DECCAN CHRONICLE | Nagabhsuahanm Hoskote

Published on: June 27, 2023 | Updated on: June 27, 2023

The Tungabhadra reservoir remained in a worse condition in the past 10 years of average storage due to the rain deficit and drought this season. (Representational Image: DC)

Anantapur: A delay in the arrival of Southwest monsoon continued to adversely impact major irrigation projects of AP under the Krishna basin. Poor inflows and less storage are major concerns during what should be the peak rainy season.  

Medium irrigation projects are reporting minimum storage levels to meet the emergency needs of drinking water and irrigation in Rayalaseema region.  

The Tungabhadra reservoir remained in a worse condition in the past 10 years of average storage due to the rain deficit and drought this season. TB dam, an interstate project with its major sources of inflows from the Western Ghats through Southwest monsoon, had experienced an adverse impact even for about a month after its entry.

On Tuesday, TB dam recorded only 4.06 tmc-ft storage with worse inflows of 228 cusecs. There were 139 cusecs last year.

TB dam has 10.86 tmc-ft storage capacity and is in a deserted condition. TB dam officials said average inflow into the reservoir during the last 10 years was 7,309 cusecs, but there was havoc during this year.

"If no flash floods are reported in upstream parts of the Western Ghats, the situation would be worse. There would even be a change in the allocations to AP and a part of Telangana, including Karnataka," a board official said.   

The TB dam condition is to adversely impact on the projects downstream of AP up to Srisailam dam and also Nagarjunasagar due to the connectivity of Krishna river.

The Srisailam dam recorded only 15 per cent fill of water, at 33.58 tmc-ft, as against the full storage capacity of 215.81 tmc-ft. The water level is maintained at 808.7-ft and this is not beneficial for the Rayalaseema  sources.  

The other major source of Almatti in Karnataka was still with 15 per cent fill of water and there were no inflows into the reservoir so far. On Tuesday, Almatti dam recorded a level of just 20.2tmc-ft as against its full storage capacity of 129.72tmc-ft.  

However, the medium projects continued with minimum storage of water coming from sources of HNSS and GNSS projects even in drought-hit areas of Rayalaseema region.

The Jurala project is maintained at 7.76tmc-ft level, with 80 pc capacity and is discharging 1562 cusecs of outflow.  

The  medium irrigation projects in the state have 46tmc-ft as against the normal requirement of 115tmc-ft. The Gollapalli reservoir, part of the HNSS project, has 1.91tmc-ft, at 78 per cent capacity. Similarly, the  Cherlopall reservoir has 1.25tmc-ft with 77.49 per cent of water capacity.
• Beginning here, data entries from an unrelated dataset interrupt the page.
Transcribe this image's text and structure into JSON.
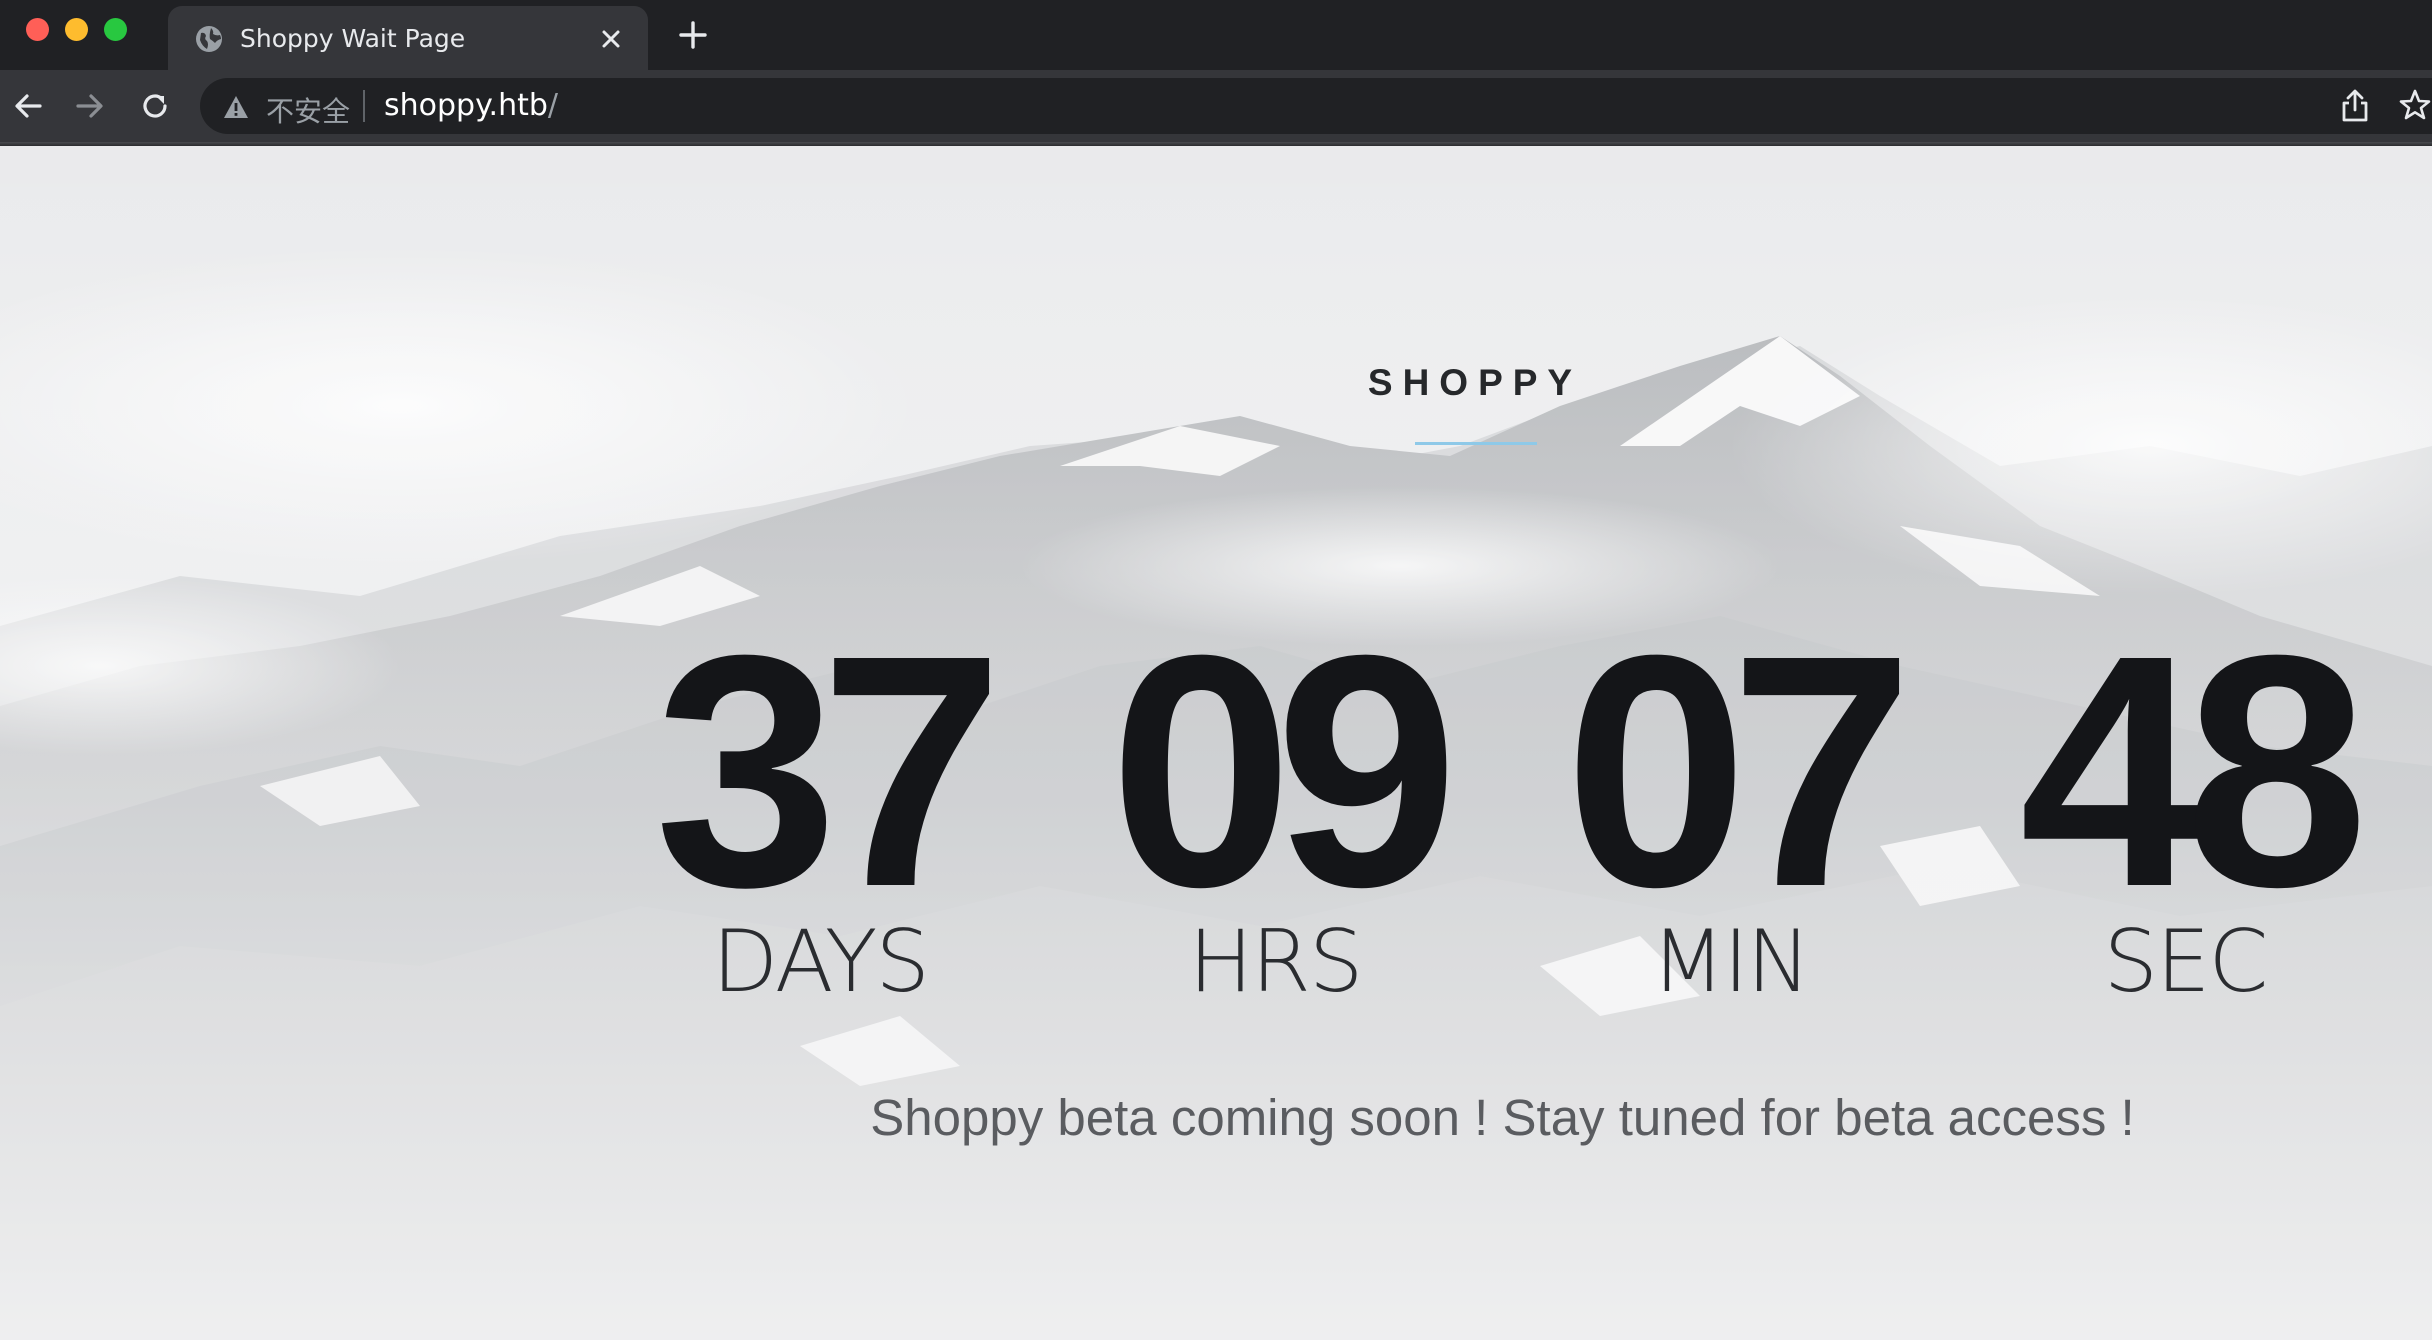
{
  "browser": {
    "tab_title": "Shoppy Wait Page",
    "security_label": "不安全",
    "url_host": "shoppy.htb",
    "url_path": "/"
  },
  "page": {
    "brand": "SHOPPY",
    "countdown": [
      {
        "value": "37",
        "unit": "DAYS"
      },
      {
        "value": "09",
        "unit": "HRS"
      },
      {
        "value": "07",
        "unit": "MIN"
      },
      {
        "value": "48",
        "unit": "SEC"
      }
    ],
    "message": "Shoppy beta coming soon ! Stay tuned for beta access !"
  },
  "colors": {
    "brand_rule": "#8ec9e8",
    "digits": "#141518"
  },
  "icons": [
    "globe-icon",
    "close-icon",
    "plus-icon",
    "back-icon",
    "forward-icon",
    "reload-icon",
    "warning-icon",
    "share-icon",
    "star-icon"
  ]
}
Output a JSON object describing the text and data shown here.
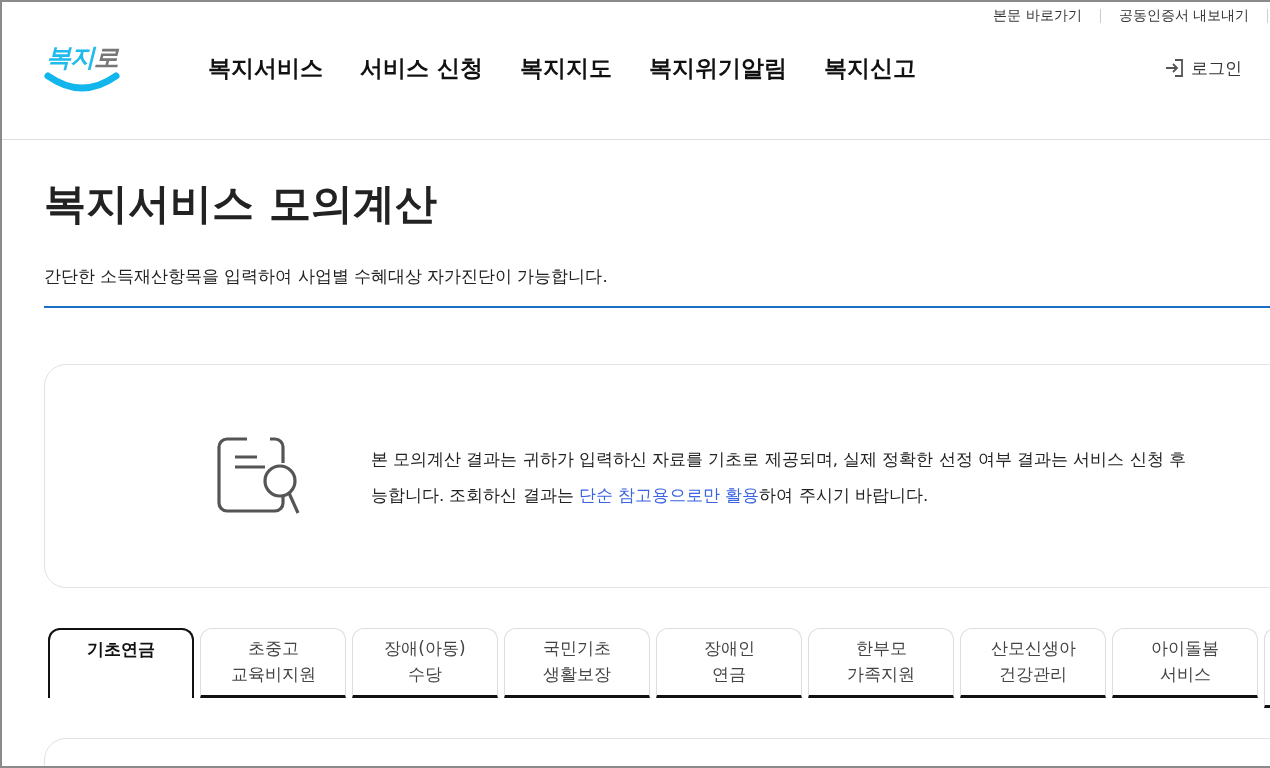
{
  "utility_links": [
    "본문 바로가기",
    "공동인증서 내보내기"
  ],
  "logo": [
    {
      "text": "복지",
      "color": "#1ebbec"
    },
    {
      "text": "로",
      "color": "#777777"
    }
  ],
  "nav": [
    "복지서비스",
    "서비스 신청",
    "복지지도",
    "복지위기알림",
    "복지신고"
  ],
  "login": "로그인",
  "page_title": "복지서비스 모의계산",
  "description": "간단한 소득재산항목을 입력하여 사업별 수혜대상 자가진단이 가능합니다.",
  "notice": {
    "line_1": [
      {
        "text": "본 모의계산 결과는 귀하가 입력하신 자료를 기초로 제공되며, 실제 정확한 선정 여부 결과는 서비스 신청 후",
        "highlight": false
      }
    ],
    "line_2": [
      {
        "text": "능합니다. 조회하신 결과는 ",
        "highlight": false
      },
      {
        "text": "단순 참고용으로만 활용",
        "highlight": true
      },
      {
        "text": "하여 주시기 바랍니다.",
        "highlight": false
      }
    ]
  },
  "tabs": [
    {
      "label": [
        "기초연금"
      ],
      "selected": true
    },
    {
      "label": [
        "초중고",
        "교육비지원"
      ],
      "selected": false
    },
    {
      "label": [
        "장애(아동)",
        "수당"
      ],
      "selected": false
    },
    {
      "label": [
        "국민기초",
        "생활보장"
      ],
      "selected": false
    },
    {
      "label": [
        "장애인",
        "연금"
      ],
      "selected": false
    },
    {
      "label": [
        "한부모",
        "가족지원"
      ],
      "selected": false
    },
    {
      "label": [
        "산모신생아",
        "건강관리"
      ],
      "selected": false
    },
    {
      "label": [
        "아이돌봄",
        "서비스"
      ],
      "selected": false
    }
  ]
}
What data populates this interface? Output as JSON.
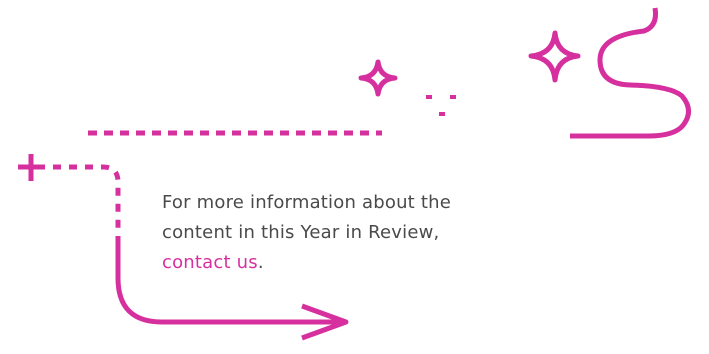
{
  "info": {
    "line1": "For more information about the",
    "line2": "content in this Year in Review,",
    "link_label": "contact us",
    "trailing": "."
  },
  "icons": [
    "sparkle-icon",
    "sparkle-icon",
    "plus-icon",
    "arrow-right-icon",
    "squiggle-line"
  ],
  "colors": {
    "accent": "#d6309f",
    "text": "#4a4a4a",
    "background": "#ffffff"
  }
}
Further, hundreds of irrigation projects are having full water during the peak summer season after water was filled from various projects through lift irrigation.